##### Task data #####

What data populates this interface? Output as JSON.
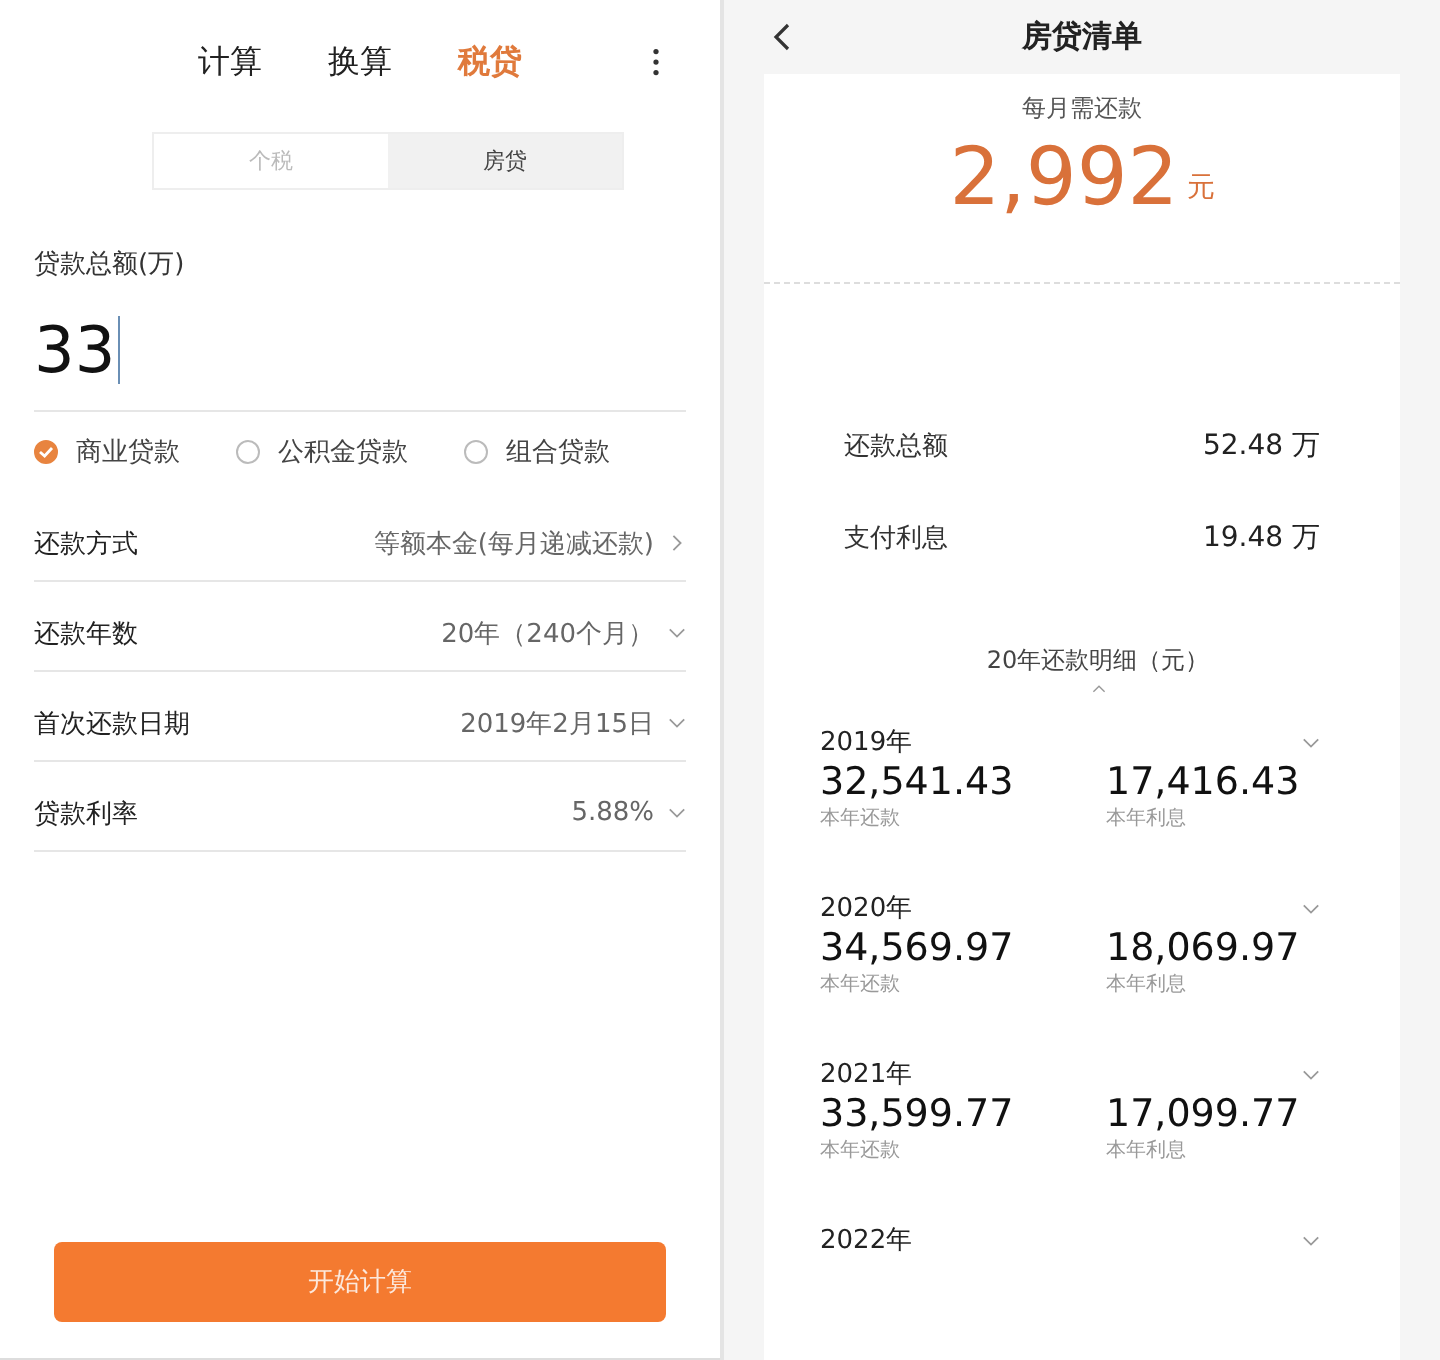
{
  "calculator": {
    "tabs": [
      {
        "label": "计算",
        "selected": false
      },
      {
        "label": "换算",
        "selected": false
      },
      {
        "label": "税贷",
        "selected": true
      }
    ],
    "segments": [
      {
        "label": "个税",
        "selected": false
      },
      {
        "label": "房贷",
        "selected": true
      }
    ],
    "amount": {
      "label": "贷款总额(万)",
      "value": "33"
    },
    "loan_types": [
      {
        "label": "商业贷款",
        "selected": true
      },
      {
        "label": "公积金贷款",
        "selected": false
      },
      {
        "label": "组合贷款",
        "selected": false
      }
    ],
    "settings": [
      {
        "label": "还款方式",
        "value": "等额本金(每月递减还款)",
        "kind": "link"
      },
      {
        "label": "还款年数",
        "value": "20年（240个月）",
        "kind": "dropdown"
      },
      {
        "label": "首次还款日期",
        "value": "2019年2月15日",
        "kind": "dropdown"
      },
      {
        "label": "贷款利率",
        "value": "5.88%",
        "kind": "dropdown"
      }
    ],
    "button": "开始计算"
  },
  "statement": {
    "title": "房贷清单",
    "monthly": {
      "label": "每月需还款",
      "amount": "2,992",
      "unit": "元"
    },
    "totals": [
      {
        "label": "还款总额",
        "value": "52.48 万"
      },
      {
        "label": "支付利息",
        "value": "19.48 万"
      }
    ],
    "detail": {
      "title": "20年还款明细（元）",
      "expanded": true
    },
    "years": [
      {
        "year": "2019年",
        "payment": "32,541.43",
        "payment_label": "本年还款",
        "interest": "17,416.43",
        "interest_label": "本年利息",
        "expanded": false
      },
      {
        "year": "2020年",
        "payment": "34,569.97",
        "payment_label": "本年还款",
        "interest": "18,069.97",
        "interest_label": "本年利息",
        "expanded": false
      },
      {
        "year": "2021年",
        "payment": "33,599.77",
        "payment_label": "本年还款",
        "interest": "17,099.77",
        "interest_label": "本年利息",
        "expanded": false
      },
      {
        "year": "2022年",
        "expanded": false
      }
    ]
  }
}
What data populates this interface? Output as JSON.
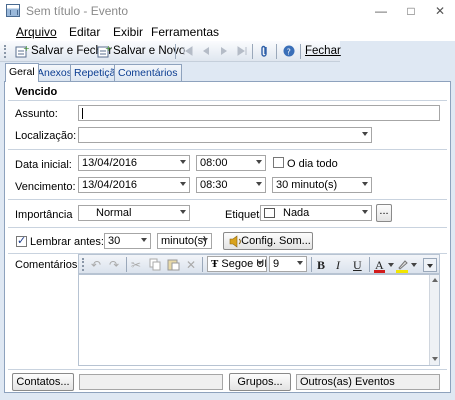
{
  "window": {
    "title": "Sem título - Evento",
    "minimize": "—",
    "maximize": "□",
    "close": "✕"
  },
  "menu": {
    "arquivo": "Arquivo",
    "editar": "Editar",
    "exibir": "Exibir",
    "ferramentas": "Ferramentas"
  },
  "toolbar": {
    "salvar_fechar": "Salvar e Fechar",
    "salvar_novo": "Salvar e Novo",
    "fechar": "Fechar"
  },
  "tabs": [
    "Geral",
    "Anexos",
    "Repetição",
    "Comentários"
  ],
  "form": {
    "header": "Vencido",
    "assunto_label": "Assunto:",
    "assunto_value": "",
    "localizacao_label": "Localização:",
    "localizacao_value": "",
    "data_inicial_label": "Data inicial:",
    "data_inicial_date": "13/04/2016",
    "data_inicial_time": "08:00",
    "dia_todo_label": "O dia todo",
    "vencimento_label": "Vencimento:",
    "vencimento_date": "13/04/2016",
    "vencimento_time": "08:30",
    "duracao": "30 minuto(s)",
    "importancia_label": "Importância",
    "importancia_value": "Normal",
    "etiqueta_label": "Etiqueta:",
    "etiqueta_value": "Nada",
    "etiqueta_more": "...",
    "lembrar_label": "Lembrar antes:",
    "lembrar_checked": true,
    "lembrar_value": "30",
    "lembrar_unit": "minuto(s)",
    "config_som": "Config. Som...",
    "comentarios_label": "Comentários:",
    "font_name": "Segoe UI",
    "font_size": "9",
    "bold": "B",
    "italic": "I",
    "underline": "U",
    "font_color": "A"
  },
  "footer": {
    "contatos": "Contatos...",
    "contatos_value": "",
    "grupos": "Grupos...",
    "outros": "Outros(as) Eventos"
  },
  "colors": {
    "accent": "#0a3d91",
    "window_bg": "#dfe8f3"
  }
}
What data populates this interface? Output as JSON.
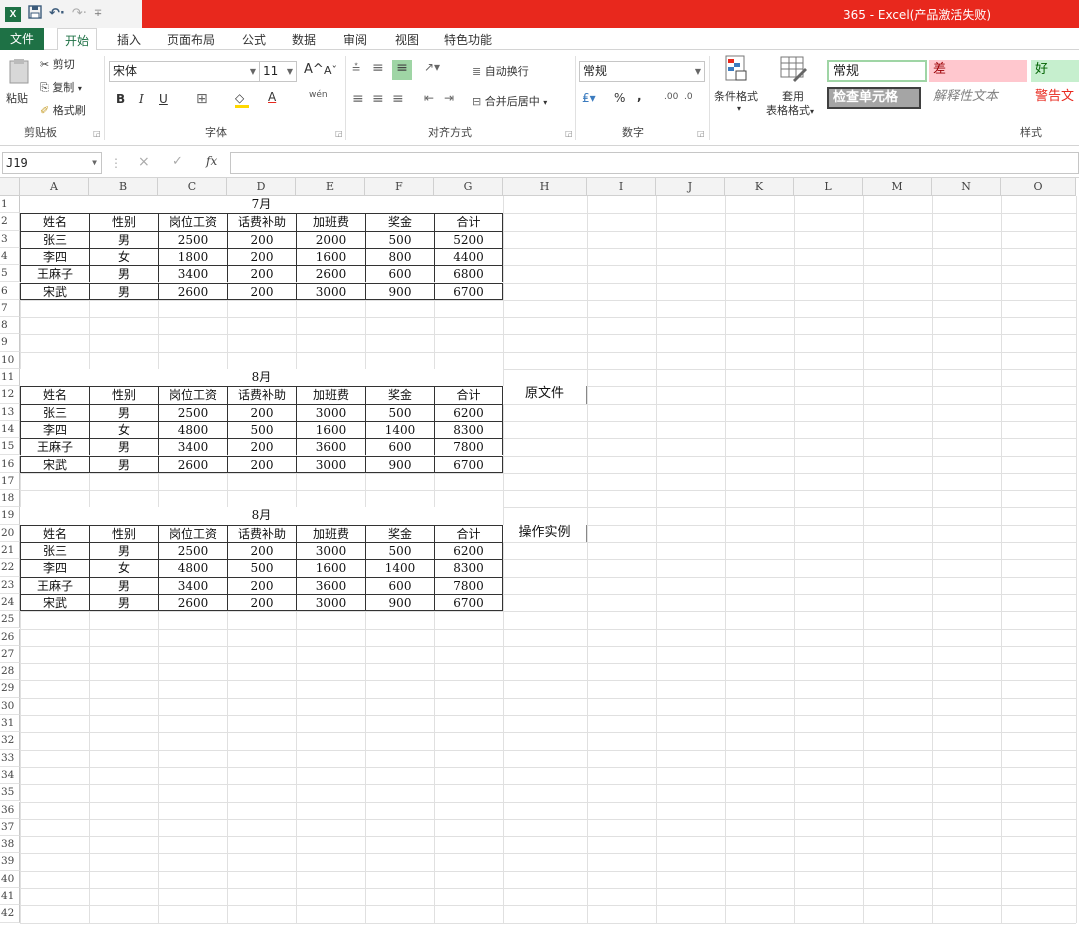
{
  "window": {
    "title": "365 -  Excel(产品激活失败)",
    "qat": {
      "logo": "X",
      "save_icon": "save-icon",
      "undo": "↶·",
      "redo": "↷·",
      "more": "∓"
    }
  },
  "tabs": [
    "文件",
    "开始",
    "插入",
    "页面布局",
    "公式",
    "数据",
    "审阅",
    "视图",
    "特色功能"
  ],
  "ribbon": {
    "clipboard": {
      "paste": "粘贴",
      "cut": "剪切",
      "copy": "复制",
      "format_painter": "格式刷",
      "label": "剪贴板"
    },
    "font": {
      "name": "宋体",
      "size": "11",
      "grow": "A^",
      "shrink": "Aˇ",
      "bold": "B",
      "italic": "I",
      "underline": "U",
      "border": "⊞",
      "fill": "◇",
      "font_color": "A",
      "phonetic": "wén",
      "label": "字体"
    },
    "alignment": {
      "wrap": "自动换行",
      "merge": "合并后居中",
      "label": "对齐方式"
    },
    "number": {
      "format": "常规",
      "percent": "%",
      "comma": ",",
      "inc": ".00",
      "dec": ".0",
      "label": "数字"
    },
    "styles": {
      "conditional": "条件格式",
      "table_format_line1": "套用",
      "table_format_line2": "表格格式",
      "normal": "常规",
      "bad": "差",
      "good": "好",
      "check_cell": "检查单元格",
      "explanatory": "解释性文本",
      "warning": "警告文",
      "label": "样式"
    }
  },
  "formula_bar": {
    "name_box": "J19",
    "cancel": "×",
    "enter": "✓",
    "fx": "fx",
    "formula": ""
  },
  "sheet": {
    "columns": [
      "A",
      "B",
      "C",
      "D",
      "E",
      "F",
      "G",
      "H",
      "I",
      "J",
      "K",
      "L",
      "M",
      "N",
      "O"
    ],
    "rows": [
      "1",
      "2",
      "3",
      "4",
      "5",
      "6",
      "7",
      "8",
      "9",
      "10",
      "11",
      "12",
      "13",
      "14",
      "15",
      "16",
      "17",
      "18",
      "19",
      "20",
      "21",
      "22",
      "23",
      "24",
      "25",
      "26",
      "27",
      "28",
      "29",
      "30",
      "31",
      "32",
      "33",
      "34",
      "35",
      "36",
      "37",
      "38",
      "39",
      "40",
      "41",
      "42"
    ],
    "tables": [
      {
        "month": "7月",
        "headers": [
          "姓名",
          "性别",
          "岗位工资",
          "话费补助",
          "加班费",
          "奖金",
          "合计"
        ],
        "rows": [
          [
            "张三",
            "男",
            "2500",
            "200",
            "2000",
            "500",
            "5200"
          ],
          [
            "李四",
            "女",
            "1800",
            "200",
            "1600",
            "800",
            "4400"
          ],
          [
            "王麻子",
            "男",
            "3400",
            "200",
            "2600",
            "600",
            "6800"
          ],
          [
            "宋武",
            "男",
            "2600",
            "200",
            "3000",
            "900",
            "6700"
          ]
        ],
        "note": ""
      },
      {
        "month": "8月",
        "headers": [
          "姓名",
          "性别",
          "岗位工资",
          "话费补助",
          "加班费",
          "奖金",
          "合计"
        ],
        "rows": [
          [
            "张三",
            "男",
            "2500",
            "200",
            "3000",
            "500",
            "6200"
          ],
          [
            "李四",
            "女",
            "4800",
            "500",
            "1600",
            "1400",
            "8300"
          ],
          [
            "王麻子",
            "男",
            "3400",
            "200",
            "3600",
            "600",
            "7800"
          ],
          [
            "宋武",
            "男",
            "2600",
            "200",
            "3000",
            "900",
            "6700"
          ]
        ],
        "note": "原文件"
      },
      {
        "month": "8月",
        "headers": [
          "姓名",
          "性别",
          "岗位工资",
          "话费补助",
          "加班费",
          "奖金",
          "合计"
        ],
        "rows": [
          [
            "张三",
            "男",
            "2500",
            "200",
            "3000",
            "500",
            "6200"
          ],
          [
            "李四",
            "女",
            "4800",
            "500",
            "1600",
            "1400",
            "8300"
          ],
          [
            "王麻子",
            "男",
            "3400",
            "200",
            "3600",
            "600",
            "7800"
          ],
          [
            "宋武",
            "男",
            "2600",
            "200",
            "3000",
            "900",
            "6700"
          ]
        ],
        "note": "操作实例"
      }
    ]
  },
  "colors": {
    "title_bar": "#e8281d",
    "excel_green": "#1e7145",
    "style_bad": "#ffc7ce",
    "style_good": "#c6efce",
    "check_cell": "#a5a5a5"
  }
}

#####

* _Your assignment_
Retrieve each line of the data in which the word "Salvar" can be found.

* _Answer box_
    "salvar_fechar": "Salvar e Fechar",
    "salvar_novo": "Salvar e Novo",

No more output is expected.